UPDATE (4/22/21 5:25 p.m.):
MORGANTOWN, W.Va. – The West Virginia Botanic Garden will soon see even more growth for events, conferences, weddings and other programs after a donation from the Hazel Ruby McQuain Charitable Trust.
“In 2016, we opened the Education and Event Center,” recalls Philip Smith, the garden’s executive director. “This building has served us well, but we have outgrown the space with more demand for larger events and additional parking. We have been working for the last few years on various plans to present to the Trust and we finally hit the sweet spot with planning support from March-Westin.”
In 2016, a master plan was developed for the nonprofit that includes a vision for a wedding garden and additional parking located in the wooded area just west of the current main parking area, a press release explains.
“What we soon realized is that the Garden is in high demand as a one-of-a-kind wedding and events venue and we set our sights on an indoor space befitting of a botanic garden for these types of celebrations,” Smith said.
The Hazel Ruby McQuain Charitable Trust awarded the garden $3.1 million for construction, according to the release. The outdoor wedding garden will be located adjacent to the planned 5,000 square foot building connected by an ADA accessible pedestrian bridge.

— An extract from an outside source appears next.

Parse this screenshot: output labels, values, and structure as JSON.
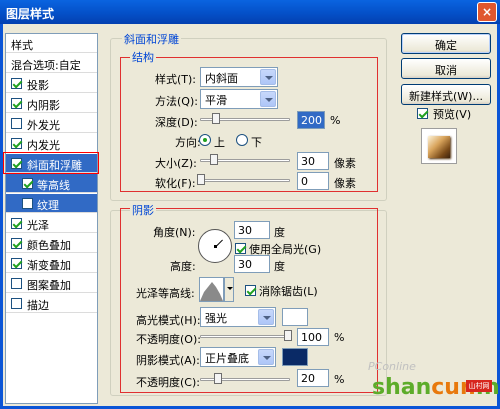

“This is foundational for us,” said Dave Barnett, the WVBG board president. “This award means we can move forward with a building and section of the Master Plan that will result in much-needed revenue that can support additional horticultural development, education, and other needs.”
Smith echoed his sentiments about the significance of the funding from the trust.
“This is massive,” Smith said. “I mean typically, we get excited over a thousand-dollar grant, so for us to get this amount of money to be able to help the garden, it’s foundational, really. 100 years from now, this is going to be still a moment in history for the West Virginia Botanic Garden that we’ll always look back on. We couldn’t have done this without the Hazel Ruby McQuain Charitable Trust.”
The garden took over management of the city-owned property in 2000 and has relied on volunteers, grassroots fundraising and small grants to develop the site and its mission, the release states.
Now, with this funding from the Trust, Smith said, West Virginians and people from everywhere will have more to enjoy when they visit the garden.
“The legislature, this year, named West Virginia Botanic Garden its flagship garden, the state’s flagship garden,” he said. “And we have people from all over the country that come here, this is definitely a community resource. And by having this event center and wedding garden, maybe you’re not going to have a wedding, but this will help all assets at the garden. So, everything from the type of flowers that we plant to the programming that we have, it’s going to help everything. It’s really going to enhance this community in untold ways for a long time coming.”
The design-build process will begin this summer, with construction to begin by the end of the year or early in 2022. The project should be completed by the spring of 2023, Smith said.